*** Block opens ***

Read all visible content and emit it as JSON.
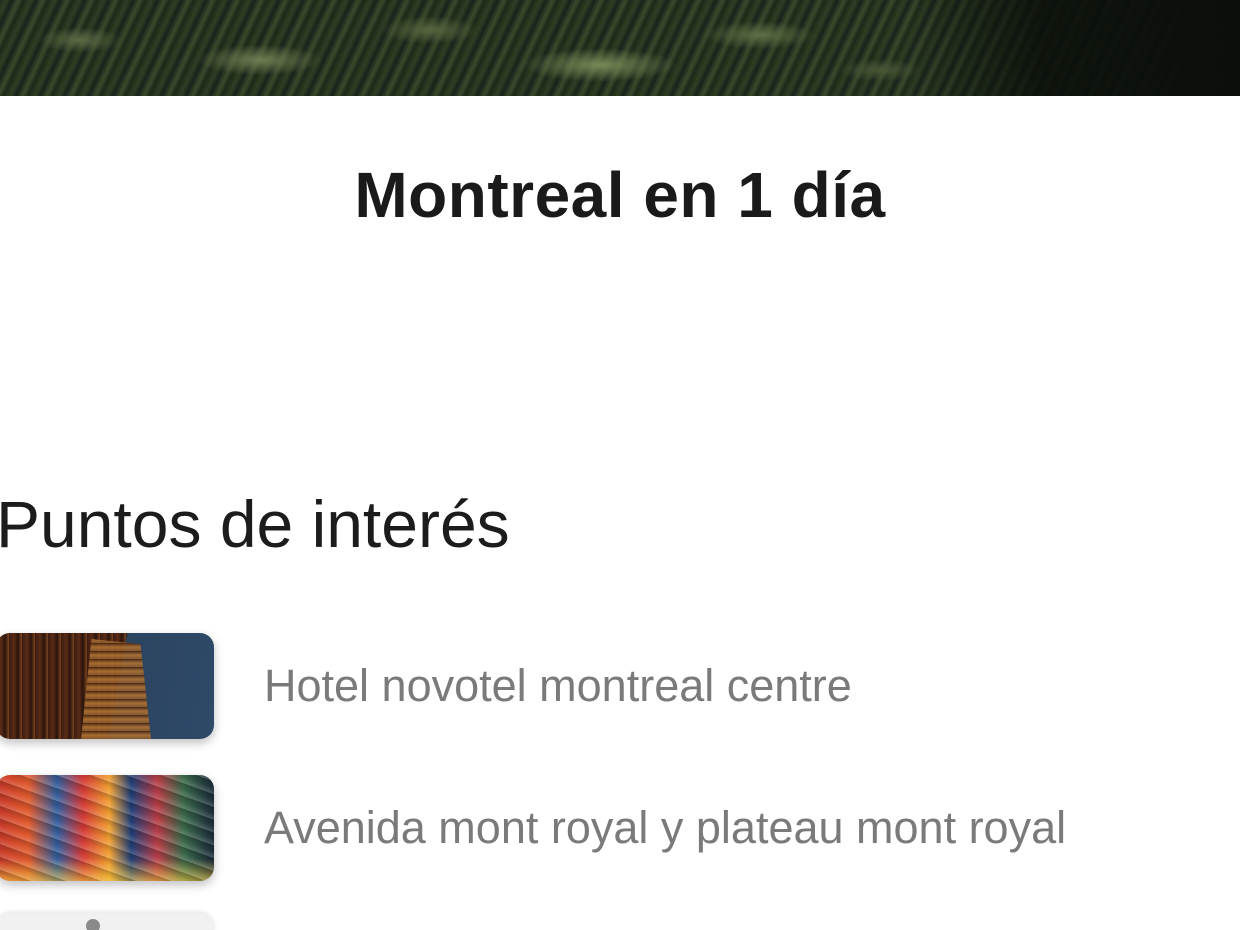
{
  "header": {
    "title": "Montreal en 1 día"
  },
  "points_of_interest": {
    "heading": "Puntos de interés",
    "items": [
      {
        "label": "Hotel novotel montreal centre",
        "thumbnail": "hotel-photo"
      },
      {
        "label": "Avenida mont royal y plateau mont royal",
        "thumbnail": "graffiti-street-photo"
      }
    ]
  }
}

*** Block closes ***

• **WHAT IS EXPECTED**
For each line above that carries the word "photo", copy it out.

• **ANSWER SECTION**
        "thumbnail": "hotel-photo"
        "thumbnail": "graffiti-street-photo"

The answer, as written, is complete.